As a result, many a family is putting work into making their yard a better place to be: with garden beds and patios, swings and trampolines (is that a good idea? Read more). And for some families, the plan involves a playhouse for the kids.

There are many options for how to go about building the structure, depending on your budget and your enthusiasm for DIY carpentry. You could work from a kit, adapt a garden shed kit, or design your own from scratch. It could be made of fresh plywood or fashioned from old pallets and construction scraps.

Whatever the plan, it’s best to involve kids right from the beginning, when it’s only an idea, says Loren Kite, program director for Kids Carpentry Seattle, a Columbia City-based business that in normal times teaches kids woodwork.

“They should have a say in what they’re going to build, where in the yard it’s going to be and what direction it’s going to face,” Kite says, in addition to input into all the details on to what materials to use and what it should look like.
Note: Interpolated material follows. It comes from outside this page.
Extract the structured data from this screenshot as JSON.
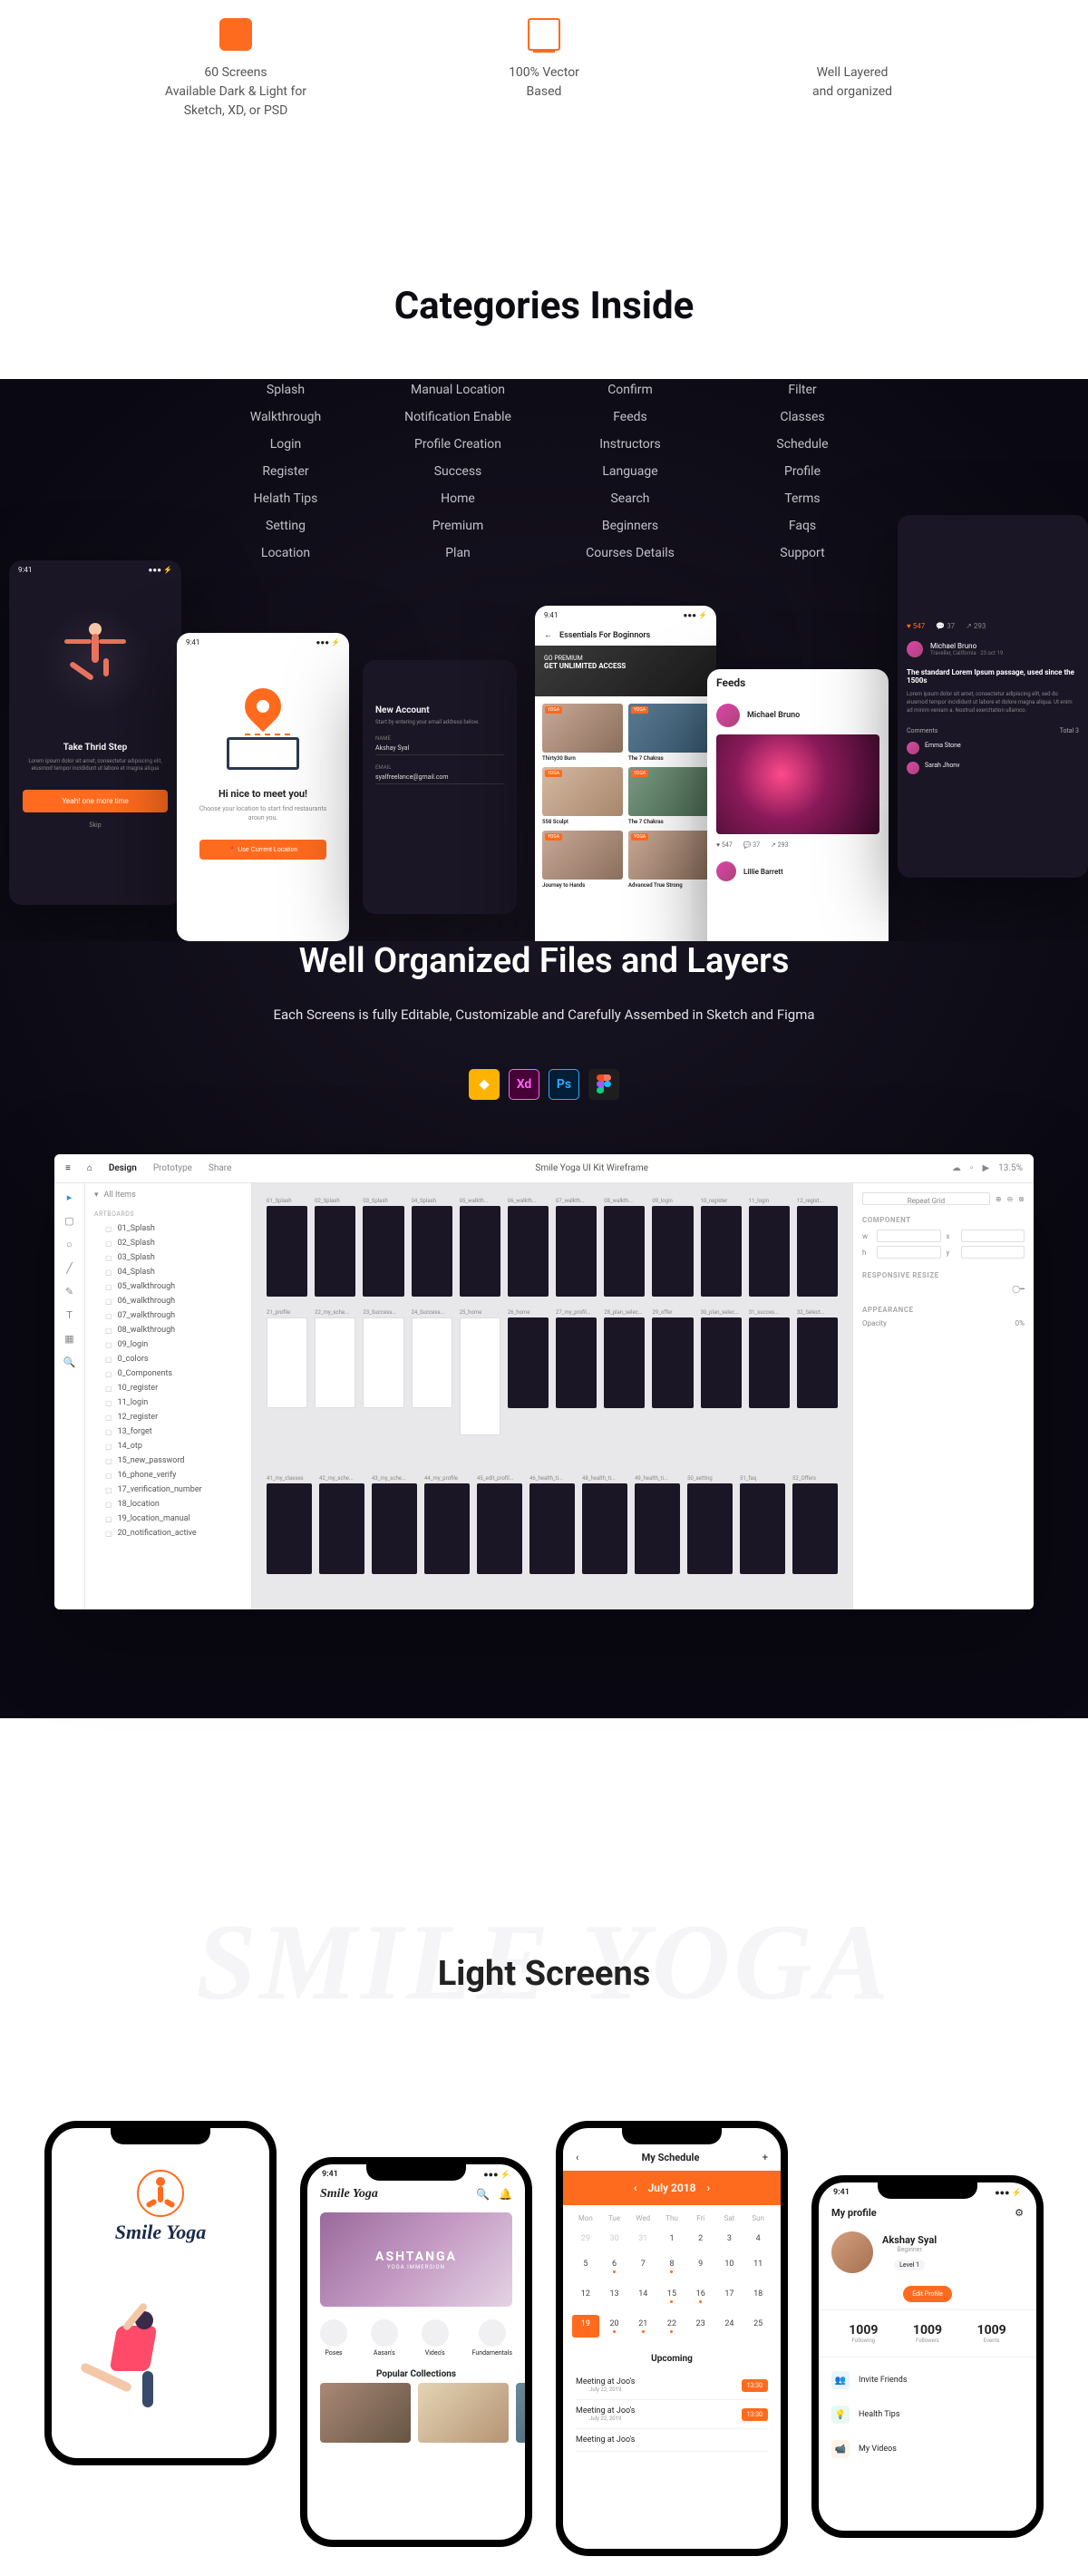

“Kids are much more likely to play with something and take it on as their own if they were involved in the process,” Kite says.

In the regular world, James Brandalise teaches woodworking at Coyote Central. Typically, out of a five-day class, one day goes to planning.

“We spend one whole day designing and drawing and making cardstock models.”

A common pattern: Kids have many wild and impractical ideas at the beginning, and then end up making sensible revisions.

“Imaginations go wild and then temper down,” Brandalise says.

When it’s time to get to work, figure out how your kids can contribute.

Buying them tools is a good start. Tape measures are a good idea. So are hammers. Kite says that most big-box stores carry lightweight 10- or 8-ounce hammers, tools that happen to be perfectly balanced for young children, enabling them to bash in nails without doing too much injury to themselves.

And safety goggles can add to a kid’s excitement about the project, particularly if you provide each child a personal pair, Brandalise says.

While a 5-year-old can have a delightful time just drilling holes in a scrap of lumber, getting hands-on with the project they are building is very important.

“They’re going to be a lot more involved if they’re trusted with a task rather than just assisting,” Brandalise says.

Kids can manage a lot. Kite says a 7-year-old can tackle tasks involving an electric drill, for example, and may be delighted at the chance.

“The responsibility of letting them use a drill feels like a big deal with them.”

But for the very young, handing you tools is a useful task, too.

“It’s a way for them to learn the names of things and think that this is something cool I have never done before,” Kite says.

If you can figure out how to do it safely, consider letting them be creative with the materials. In normal times, there are “adventure playgrounds” where kids are alowed to make their own structures using scraps and hand tools. Many Seattle-area families have fond memories of adventures at Deane’s Children’s Park on Mercer Island (which closed its Adventure Playground program last year because of budget cuts.)

One option with a playhouse would be to supervise the framing, and then back off as soon as you figure the thing won’t immediately fall down.

Involving kids is not a tactic that makes sense if you are in a hurry. Kite recommends that when planning things out, you estimate the amount of work you can get done in an hour, and then cut the estimate in half, if you have a child with you.

But your child will have the experience of learning new skills, and the satisfaction of having built something useful.

“It’s going to be one of the things they remember,” Kite says.

More fun, at-home projects:

Kid-friendly crops for your summer garden
7 ways to make the most of all this time at home
How to get your kids more involved in cleaning and tidying
Life skills: What to teach younger kids and older kids/teens

About the Author

Fiona Cohen

Fiona Cohen lives in Ballard with her husband, two teenagers, a big vegetable garden and an absurd cat. She is the author of "Curious Kids Nature Guide," and is working on a new nature book for kids, to be published by Little Bigfoot in 2022.